*** Opening Task input ***

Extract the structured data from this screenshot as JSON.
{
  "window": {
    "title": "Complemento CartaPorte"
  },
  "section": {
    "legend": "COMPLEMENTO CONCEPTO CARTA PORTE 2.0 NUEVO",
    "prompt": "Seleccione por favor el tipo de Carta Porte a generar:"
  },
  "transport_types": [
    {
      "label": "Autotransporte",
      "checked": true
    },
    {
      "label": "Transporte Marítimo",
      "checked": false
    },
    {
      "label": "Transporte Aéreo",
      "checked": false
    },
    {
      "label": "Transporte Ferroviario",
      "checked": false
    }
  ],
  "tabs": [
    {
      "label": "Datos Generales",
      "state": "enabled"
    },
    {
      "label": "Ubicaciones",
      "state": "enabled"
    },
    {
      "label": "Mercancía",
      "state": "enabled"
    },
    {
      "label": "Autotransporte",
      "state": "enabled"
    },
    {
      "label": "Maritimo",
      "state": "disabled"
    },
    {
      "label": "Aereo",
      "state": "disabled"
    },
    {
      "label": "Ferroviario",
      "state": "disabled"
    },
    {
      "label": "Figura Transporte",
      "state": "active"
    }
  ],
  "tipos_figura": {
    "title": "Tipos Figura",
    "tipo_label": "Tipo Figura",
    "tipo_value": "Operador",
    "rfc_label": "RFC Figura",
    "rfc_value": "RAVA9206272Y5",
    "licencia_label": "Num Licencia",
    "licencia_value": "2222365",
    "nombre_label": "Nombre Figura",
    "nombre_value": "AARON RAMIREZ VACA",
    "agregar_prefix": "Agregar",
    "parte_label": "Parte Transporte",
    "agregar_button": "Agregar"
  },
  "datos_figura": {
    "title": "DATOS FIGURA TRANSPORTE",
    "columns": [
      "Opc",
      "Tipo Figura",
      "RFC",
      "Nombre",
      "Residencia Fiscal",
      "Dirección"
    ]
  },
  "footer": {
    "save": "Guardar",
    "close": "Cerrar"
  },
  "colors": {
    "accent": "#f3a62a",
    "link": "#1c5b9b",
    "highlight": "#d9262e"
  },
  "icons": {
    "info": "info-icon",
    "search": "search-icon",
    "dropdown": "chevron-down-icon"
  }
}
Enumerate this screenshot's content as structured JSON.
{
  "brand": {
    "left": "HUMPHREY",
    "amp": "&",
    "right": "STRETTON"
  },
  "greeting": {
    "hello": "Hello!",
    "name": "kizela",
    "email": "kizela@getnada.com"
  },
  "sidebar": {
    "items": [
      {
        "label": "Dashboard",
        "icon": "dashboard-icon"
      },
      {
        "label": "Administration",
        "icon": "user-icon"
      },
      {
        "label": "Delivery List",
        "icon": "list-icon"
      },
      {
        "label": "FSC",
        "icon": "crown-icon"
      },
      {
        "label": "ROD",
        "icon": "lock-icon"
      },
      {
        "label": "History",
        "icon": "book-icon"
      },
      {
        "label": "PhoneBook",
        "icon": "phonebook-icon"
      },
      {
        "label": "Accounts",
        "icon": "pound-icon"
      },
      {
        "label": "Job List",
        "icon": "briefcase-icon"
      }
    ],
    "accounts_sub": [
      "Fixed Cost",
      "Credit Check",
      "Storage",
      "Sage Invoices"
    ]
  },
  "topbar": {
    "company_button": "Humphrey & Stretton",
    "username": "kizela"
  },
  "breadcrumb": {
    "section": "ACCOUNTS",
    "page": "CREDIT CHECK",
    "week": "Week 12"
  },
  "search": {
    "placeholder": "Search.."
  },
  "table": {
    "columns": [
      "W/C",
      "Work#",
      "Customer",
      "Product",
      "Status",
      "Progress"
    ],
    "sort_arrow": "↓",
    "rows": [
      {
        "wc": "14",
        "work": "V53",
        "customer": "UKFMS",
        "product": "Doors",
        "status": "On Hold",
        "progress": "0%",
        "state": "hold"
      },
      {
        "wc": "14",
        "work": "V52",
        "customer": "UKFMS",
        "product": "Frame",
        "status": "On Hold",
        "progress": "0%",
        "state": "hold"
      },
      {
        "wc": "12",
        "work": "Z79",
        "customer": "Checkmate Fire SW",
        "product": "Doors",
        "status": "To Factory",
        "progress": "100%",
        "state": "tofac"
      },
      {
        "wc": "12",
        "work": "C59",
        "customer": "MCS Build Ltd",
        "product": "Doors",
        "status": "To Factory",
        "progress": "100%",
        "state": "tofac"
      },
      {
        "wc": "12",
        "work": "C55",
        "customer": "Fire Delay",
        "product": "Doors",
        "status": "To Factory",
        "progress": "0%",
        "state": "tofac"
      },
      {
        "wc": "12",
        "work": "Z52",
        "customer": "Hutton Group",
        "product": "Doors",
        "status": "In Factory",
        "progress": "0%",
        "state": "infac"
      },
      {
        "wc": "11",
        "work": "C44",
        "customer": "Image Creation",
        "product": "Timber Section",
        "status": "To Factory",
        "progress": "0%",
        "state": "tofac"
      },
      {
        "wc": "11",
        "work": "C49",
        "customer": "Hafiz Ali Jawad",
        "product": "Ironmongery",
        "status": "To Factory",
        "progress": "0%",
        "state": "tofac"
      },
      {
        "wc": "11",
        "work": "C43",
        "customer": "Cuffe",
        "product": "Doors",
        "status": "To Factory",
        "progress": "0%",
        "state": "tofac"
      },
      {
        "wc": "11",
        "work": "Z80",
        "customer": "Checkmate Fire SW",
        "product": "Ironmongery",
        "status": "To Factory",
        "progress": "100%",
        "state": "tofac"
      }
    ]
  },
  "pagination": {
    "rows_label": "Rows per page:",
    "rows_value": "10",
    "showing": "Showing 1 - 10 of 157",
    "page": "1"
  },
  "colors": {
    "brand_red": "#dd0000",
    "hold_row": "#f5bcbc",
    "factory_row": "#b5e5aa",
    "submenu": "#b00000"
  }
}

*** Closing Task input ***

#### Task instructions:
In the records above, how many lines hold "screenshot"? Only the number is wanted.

#### Reply:
2